## PROBLEM TO WORK ON
Leaving out all pictures, retype the records exactly.

## RECORD SET
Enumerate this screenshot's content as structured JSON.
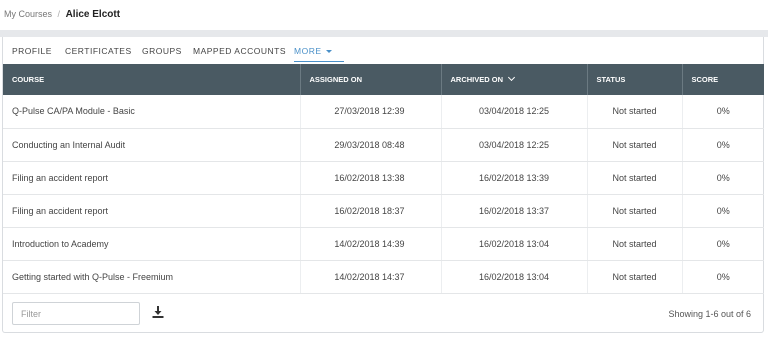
{
  "breadcrumb": {
    "parent": "My Courses",
    "separator": "/",
    "current": "Alice Elcott"
  },
  "tabs": [
    {
      "label": "PROFILE"
    },
    {
      "label": "CERTIFICATES"
    },
    {
      "label": "GROUPS"
    },
    {
      "label": "MAPPED ACCOUNTS"
    },
    {
      "label": "MORE",
      "active": true
    }
  ],
  "table": {
    "headers": {
      "course": "COURSE",
      "assigned": "ASSIGNED ON",
      "archived": "ARCHIVED ON",
      "status": "STATUS",
      "score": "SCORE"
    },
    "rows": [
      {
        "course": "Q-Pulse CA/PA Module - Basic",
        "assigned": "27/03/2018 12:39",
        "archived": "03/04/2018 12:25",
        "status": "Not started",
        "score": "0%"
      },
      {
        "course": "Conducting an Internal Audit",
        "assigned": "29/03/2018 08:48",
        "archived": "03/04/2018 12:25",
        "status": "Not started",
        "score": "0%"
      },
      {
        "course": "Filing an accident report",
        "assigned": "16/02/2018 13:38",
        "archived": "16/02/2018 13:39",
        "status": "Not started",
        "score": "0%"
      },
      {
        "course": "Filing an accident report",
        "assigned": "16/02/2018 18:37",
        "archived": "16/02/2018 13:37",
        "status": "Not started",
        "score": "0%"
      },
      {
        "course": "Introduction to Academy",
        "assigned": "14/02/2018 14:39",
        "archived": "16/02/2018 13:04",
        "status": "Not started",
        "score": "0%"
      },
      {
        "course": "Getting started with Q-Pulse - Freemium",
        "assigned": "14/02/2018 14:37",
        "archived": "16/02/2018 13:04",
        "status": "Not started",
        "score": "0%"
      }
    ]
  },
  "footer": {
    "filter_placeholder": "Filter",
    "download_icon": "download-icon",
    "showing": "Showing 1-6 out of 6"
  },
  "colors": {
    "header_bg": "#4a5a63",
    "accent": "#4a90c8"
  }
}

## ANSWER
Enumerate this screenshot's content as structured JSON.
{
  "breadcrumb": {
    "parent": "My Courses",
    "separator": "/",
    "current": "Alice Elcott"
  },
  "tabs": [
    {
      "label": "PROFILE"
    },
    {
      "label": "CERTIFICATES"
    },
    {
      "label": "GROUPS"
    },
    {
      "label": "MAPPED ACCOUNTS"
    },
    {
      "label": "MORE",
      "active": true
    }
  ],
  "table": {
    "headers": {
      "course": "COURSE",
      "assigned": "ASSIGNED ON",
      "archived": "ARCHIVED ON",
      "status": "STATUS",
      "score": "SCORE"
    },
    "rows": [
      {
        "course": "Q-Pulse CA/PA Module - Basic",
        "assigned": "27/03/2018 12:39",
        "archived": "03/04/2018 12:25",
        "status": "Not started",
        "score": "0%"
      },
      {
        "course": "Conducting an Internal Audit",
        "assigned": "29/03/2018 08:48",
        "archived": "03/04/2018 12:25",
        "status": "Not started",
        "score": "0%"
      },
      {
        "course": "Filing an accident report",
        "assigned": "16/02/2018 13:38",
        "archived": "16/02/2018 13:39",
        "status": "Not started",
        "score": "0%"
      },
      {
        "course": "Filing an accident report",
        "assigned": "16/02/2018 18:37",
        "archived": "16/02/2018 13:37",
        "status": "Not started",
        "score": "0%"
      },
      {
        "course": "Introduction to Academy",
        "assigned": "14/02/2018 14:39",
        "archived": "16/02/2018 13:04",
        "status": "Not started",
        "score": "0%"
      },
      {
        "course": "Getting started with Q-Pulse - Freemium",
        "assigned": "14/02/2018 14:37",
        "archived": "16/02/2018 13:04",
        "status": "Not started",
        "score": "0%"
      }
    ]
  },
  "footer": {
    "filter_placeholder": "Filter",
    "download_icon": "download-icon",
    "showing": "Showing 1-6 out of 6"
  },
  "colors": {
    "header_bg": "#4a5a63",
    "accent": "#4a90c8"
  }
}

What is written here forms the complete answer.